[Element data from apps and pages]
-----
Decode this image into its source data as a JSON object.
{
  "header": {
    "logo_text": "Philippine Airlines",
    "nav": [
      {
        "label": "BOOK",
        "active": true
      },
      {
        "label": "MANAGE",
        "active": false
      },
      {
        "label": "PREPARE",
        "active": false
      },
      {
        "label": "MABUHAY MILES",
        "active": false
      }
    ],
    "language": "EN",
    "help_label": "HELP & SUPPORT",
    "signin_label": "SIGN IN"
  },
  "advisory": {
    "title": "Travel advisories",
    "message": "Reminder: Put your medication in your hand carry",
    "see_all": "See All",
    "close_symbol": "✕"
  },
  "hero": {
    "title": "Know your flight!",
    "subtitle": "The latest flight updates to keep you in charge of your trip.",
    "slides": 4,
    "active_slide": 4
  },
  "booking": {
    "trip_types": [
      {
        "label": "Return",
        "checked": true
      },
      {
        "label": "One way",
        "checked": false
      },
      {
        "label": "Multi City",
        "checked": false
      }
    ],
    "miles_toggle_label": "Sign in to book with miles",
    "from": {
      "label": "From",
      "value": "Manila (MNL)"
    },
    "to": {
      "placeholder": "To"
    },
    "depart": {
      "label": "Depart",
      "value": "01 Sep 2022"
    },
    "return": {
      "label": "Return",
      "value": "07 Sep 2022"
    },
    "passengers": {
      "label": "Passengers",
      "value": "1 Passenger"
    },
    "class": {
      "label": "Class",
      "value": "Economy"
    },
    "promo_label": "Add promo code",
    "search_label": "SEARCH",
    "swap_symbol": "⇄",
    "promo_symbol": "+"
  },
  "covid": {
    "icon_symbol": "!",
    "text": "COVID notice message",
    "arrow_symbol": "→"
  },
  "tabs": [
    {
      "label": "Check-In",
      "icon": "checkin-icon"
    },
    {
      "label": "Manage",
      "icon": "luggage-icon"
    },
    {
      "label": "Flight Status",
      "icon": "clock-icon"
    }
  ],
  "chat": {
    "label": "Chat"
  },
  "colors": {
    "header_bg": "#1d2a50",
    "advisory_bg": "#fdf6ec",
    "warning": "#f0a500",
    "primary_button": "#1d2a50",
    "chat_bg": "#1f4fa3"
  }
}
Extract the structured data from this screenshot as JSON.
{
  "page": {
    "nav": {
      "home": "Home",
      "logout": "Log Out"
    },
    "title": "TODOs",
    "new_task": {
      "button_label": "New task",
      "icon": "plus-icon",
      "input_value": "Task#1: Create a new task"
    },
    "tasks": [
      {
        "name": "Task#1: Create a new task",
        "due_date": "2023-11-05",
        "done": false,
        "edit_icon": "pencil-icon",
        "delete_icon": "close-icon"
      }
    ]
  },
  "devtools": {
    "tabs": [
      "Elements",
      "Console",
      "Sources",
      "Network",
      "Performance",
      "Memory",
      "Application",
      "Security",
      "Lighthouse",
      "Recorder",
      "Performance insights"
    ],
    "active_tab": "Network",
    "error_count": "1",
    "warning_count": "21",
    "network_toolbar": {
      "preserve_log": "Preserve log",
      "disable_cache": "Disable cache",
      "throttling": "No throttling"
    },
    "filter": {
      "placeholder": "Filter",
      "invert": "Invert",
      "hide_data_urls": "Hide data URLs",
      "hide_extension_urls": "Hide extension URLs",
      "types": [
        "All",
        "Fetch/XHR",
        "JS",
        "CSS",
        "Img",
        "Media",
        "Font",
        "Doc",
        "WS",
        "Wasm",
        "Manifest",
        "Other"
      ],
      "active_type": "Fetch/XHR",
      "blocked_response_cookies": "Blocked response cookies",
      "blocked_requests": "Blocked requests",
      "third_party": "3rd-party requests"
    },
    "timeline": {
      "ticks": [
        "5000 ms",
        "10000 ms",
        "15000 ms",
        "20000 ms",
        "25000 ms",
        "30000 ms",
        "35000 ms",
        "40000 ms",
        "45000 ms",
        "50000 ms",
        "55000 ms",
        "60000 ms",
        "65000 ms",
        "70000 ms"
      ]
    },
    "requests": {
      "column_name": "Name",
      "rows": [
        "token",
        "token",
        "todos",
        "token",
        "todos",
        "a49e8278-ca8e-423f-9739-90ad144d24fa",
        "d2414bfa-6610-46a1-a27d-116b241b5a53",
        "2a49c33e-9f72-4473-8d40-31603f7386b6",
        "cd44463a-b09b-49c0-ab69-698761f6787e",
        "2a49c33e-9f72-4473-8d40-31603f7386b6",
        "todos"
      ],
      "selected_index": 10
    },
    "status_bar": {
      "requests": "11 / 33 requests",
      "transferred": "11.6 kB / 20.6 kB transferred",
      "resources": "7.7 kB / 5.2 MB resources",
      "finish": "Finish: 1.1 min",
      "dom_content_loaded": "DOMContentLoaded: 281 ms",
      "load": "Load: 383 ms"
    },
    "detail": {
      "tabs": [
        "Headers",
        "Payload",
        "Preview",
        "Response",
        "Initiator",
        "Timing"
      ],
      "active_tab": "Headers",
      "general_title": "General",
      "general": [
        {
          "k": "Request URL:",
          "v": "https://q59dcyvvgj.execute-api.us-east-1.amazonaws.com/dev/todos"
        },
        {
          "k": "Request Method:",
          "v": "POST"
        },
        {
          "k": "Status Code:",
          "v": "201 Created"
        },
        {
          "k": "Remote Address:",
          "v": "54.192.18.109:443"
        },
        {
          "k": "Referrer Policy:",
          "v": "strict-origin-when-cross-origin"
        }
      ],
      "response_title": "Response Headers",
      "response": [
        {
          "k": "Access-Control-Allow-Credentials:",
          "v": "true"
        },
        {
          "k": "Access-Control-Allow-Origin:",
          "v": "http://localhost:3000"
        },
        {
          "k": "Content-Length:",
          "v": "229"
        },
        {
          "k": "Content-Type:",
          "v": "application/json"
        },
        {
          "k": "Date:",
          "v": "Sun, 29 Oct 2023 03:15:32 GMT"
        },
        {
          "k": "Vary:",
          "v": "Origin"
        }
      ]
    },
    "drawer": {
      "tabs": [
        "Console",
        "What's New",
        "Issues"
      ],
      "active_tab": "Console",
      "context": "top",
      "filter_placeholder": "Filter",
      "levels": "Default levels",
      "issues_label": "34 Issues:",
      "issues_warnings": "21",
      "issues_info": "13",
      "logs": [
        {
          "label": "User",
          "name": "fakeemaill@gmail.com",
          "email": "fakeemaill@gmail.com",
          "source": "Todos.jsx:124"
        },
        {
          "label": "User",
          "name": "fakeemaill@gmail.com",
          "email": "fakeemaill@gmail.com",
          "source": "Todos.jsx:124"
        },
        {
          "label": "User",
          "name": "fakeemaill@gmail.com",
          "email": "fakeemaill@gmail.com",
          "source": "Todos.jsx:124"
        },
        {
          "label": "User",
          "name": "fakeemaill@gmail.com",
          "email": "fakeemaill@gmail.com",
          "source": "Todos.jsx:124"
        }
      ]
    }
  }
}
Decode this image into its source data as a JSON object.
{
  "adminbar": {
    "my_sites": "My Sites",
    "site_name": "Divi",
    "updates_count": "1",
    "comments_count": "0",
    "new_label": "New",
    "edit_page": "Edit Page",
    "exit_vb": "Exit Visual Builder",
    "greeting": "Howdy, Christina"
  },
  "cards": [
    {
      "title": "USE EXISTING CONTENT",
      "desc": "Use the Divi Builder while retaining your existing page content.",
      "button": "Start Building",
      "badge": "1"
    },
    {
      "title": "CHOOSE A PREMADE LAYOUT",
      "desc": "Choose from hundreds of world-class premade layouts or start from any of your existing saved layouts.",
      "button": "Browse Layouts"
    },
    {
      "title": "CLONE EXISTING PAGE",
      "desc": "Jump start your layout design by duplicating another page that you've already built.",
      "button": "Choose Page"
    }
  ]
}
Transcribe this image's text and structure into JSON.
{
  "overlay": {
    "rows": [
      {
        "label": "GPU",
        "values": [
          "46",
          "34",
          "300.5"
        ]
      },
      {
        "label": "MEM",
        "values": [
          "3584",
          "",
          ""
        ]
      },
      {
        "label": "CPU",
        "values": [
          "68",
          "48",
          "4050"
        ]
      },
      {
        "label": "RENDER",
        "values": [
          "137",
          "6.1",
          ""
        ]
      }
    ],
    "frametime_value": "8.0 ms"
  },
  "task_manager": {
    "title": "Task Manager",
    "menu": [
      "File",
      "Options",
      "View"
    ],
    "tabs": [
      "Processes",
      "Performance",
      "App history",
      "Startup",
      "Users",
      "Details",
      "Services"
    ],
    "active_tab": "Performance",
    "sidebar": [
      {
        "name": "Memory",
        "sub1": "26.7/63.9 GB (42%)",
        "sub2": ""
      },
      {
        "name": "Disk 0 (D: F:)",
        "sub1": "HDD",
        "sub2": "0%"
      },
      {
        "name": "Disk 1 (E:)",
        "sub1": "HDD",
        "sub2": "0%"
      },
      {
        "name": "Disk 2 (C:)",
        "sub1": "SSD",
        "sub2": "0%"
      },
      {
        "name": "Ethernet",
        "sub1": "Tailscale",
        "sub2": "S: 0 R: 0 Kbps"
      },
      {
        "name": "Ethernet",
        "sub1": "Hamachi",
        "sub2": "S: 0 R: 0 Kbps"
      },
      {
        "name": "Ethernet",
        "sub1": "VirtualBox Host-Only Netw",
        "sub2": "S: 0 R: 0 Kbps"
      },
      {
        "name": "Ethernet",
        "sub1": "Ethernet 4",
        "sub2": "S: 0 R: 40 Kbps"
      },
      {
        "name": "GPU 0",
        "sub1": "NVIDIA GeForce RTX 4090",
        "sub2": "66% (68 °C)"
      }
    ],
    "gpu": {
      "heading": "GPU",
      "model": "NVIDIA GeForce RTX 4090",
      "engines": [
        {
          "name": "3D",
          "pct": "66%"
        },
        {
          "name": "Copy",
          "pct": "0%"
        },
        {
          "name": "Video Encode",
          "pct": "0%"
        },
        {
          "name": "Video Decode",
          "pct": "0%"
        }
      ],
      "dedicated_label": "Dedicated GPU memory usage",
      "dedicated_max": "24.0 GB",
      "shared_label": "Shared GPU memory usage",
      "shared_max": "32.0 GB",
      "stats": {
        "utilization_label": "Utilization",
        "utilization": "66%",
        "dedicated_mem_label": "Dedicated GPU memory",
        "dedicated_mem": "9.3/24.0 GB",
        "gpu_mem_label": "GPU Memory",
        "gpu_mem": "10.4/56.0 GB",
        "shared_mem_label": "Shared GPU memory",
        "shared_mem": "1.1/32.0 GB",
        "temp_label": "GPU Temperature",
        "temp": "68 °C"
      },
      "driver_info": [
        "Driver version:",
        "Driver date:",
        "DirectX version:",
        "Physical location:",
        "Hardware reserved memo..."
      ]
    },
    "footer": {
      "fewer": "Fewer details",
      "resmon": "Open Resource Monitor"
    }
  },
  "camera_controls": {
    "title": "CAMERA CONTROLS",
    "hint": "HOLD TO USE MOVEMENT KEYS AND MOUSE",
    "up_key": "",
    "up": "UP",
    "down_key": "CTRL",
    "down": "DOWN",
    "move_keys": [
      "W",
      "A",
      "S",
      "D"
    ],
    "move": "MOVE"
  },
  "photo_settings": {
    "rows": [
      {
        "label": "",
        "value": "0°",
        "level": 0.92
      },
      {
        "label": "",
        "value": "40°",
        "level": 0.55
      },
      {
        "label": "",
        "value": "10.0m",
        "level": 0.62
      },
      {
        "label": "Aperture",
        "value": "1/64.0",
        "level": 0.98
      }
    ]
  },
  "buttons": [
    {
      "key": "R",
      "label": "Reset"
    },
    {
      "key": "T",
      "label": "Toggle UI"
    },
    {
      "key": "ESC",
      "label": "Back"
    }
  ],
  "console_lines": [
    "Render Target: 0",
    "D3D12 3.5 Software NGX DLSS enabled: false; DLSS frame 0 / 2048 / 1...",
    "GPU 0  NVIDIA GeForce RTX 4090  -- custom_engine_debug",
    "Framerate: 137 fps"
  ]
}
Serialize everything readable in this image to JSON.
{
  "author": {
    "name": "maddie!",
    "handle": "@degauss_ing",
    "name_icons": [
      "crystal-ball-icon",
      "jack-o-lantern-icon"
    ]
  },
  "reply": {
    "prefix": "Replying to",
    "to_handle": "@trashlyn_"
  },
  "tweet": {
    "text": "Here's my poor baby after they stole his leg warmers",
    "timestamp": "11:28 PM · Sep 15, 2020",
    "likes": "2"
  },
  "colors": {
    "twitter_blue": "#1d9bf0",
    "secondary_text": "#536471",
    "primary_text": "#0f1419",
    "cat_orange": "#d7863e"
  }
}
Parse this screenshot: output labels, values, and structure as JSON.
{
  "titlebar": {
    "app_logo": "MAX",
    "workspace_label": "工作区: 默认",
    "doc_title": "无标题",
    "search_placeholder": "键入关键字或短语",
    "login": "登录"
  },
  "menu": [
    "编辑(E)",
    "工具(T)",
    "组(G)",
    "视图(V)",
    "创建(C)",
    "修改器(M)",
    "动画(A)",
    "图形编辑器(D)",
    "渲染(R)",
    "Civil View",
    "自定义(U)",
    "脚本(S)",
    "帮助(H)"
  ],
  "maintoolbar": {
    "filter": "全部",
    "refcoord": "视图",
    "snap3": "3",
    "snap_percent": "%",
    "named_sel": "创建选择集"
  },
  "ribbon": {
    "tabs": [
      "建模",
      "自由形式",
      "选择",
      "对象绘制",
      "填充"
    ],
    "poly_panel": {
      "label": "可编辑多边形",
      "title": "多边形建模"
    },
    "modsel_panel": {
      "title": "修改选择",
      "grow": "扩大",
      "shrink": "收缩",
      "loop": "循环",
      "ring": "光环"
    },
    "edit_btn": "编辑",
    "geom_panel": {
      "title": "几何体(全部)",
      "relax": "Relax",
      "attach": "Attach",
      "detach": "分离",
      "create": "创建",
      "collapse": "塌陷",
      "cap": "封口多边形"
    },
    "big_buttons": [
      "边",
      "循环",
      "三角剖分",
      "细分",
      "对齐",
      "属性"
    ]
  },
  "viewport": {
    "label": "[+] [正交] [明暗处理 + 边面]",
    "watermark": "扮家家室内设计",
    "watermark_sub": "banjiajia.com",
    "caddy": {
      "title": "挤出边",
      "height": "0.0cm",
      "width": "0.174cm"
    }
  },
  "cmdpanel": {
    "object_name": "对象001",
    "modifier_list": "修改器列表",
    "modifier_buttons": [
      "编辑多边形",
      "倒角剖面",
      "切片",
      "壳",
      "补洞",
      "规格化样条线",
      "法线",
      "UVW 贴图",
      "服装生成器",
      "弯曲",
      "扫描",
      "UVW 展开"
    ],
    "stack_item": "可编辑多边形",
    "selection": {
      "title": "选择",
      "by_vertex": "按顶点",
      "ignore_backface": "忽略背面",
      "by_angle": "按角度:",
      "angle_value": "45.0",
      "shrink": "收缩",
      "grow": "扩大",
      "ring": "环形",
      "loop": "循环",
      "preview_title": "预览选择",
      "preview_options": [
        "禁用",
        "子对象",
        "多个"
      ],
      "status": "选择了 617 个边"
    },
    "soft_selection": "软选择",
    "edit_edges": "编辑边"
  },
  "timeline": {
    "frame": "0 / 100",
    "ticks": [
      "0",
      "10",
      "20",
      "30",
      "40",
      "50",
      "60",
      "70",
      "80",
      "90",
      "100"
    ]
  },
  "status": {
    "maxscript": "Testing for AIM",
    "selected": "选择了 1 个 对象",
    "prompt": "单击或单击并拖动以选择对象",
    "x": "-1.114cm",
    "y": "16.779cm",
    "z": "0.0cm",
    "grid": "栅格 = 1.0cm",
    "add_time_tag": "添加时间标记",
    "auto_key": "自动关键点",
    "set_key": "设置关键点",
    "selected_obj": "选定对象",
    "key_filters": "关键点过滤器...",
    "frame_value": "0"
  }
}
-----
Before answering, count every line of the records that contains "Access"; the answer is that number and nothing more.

# [RESULT OF THE EXERCISE]
2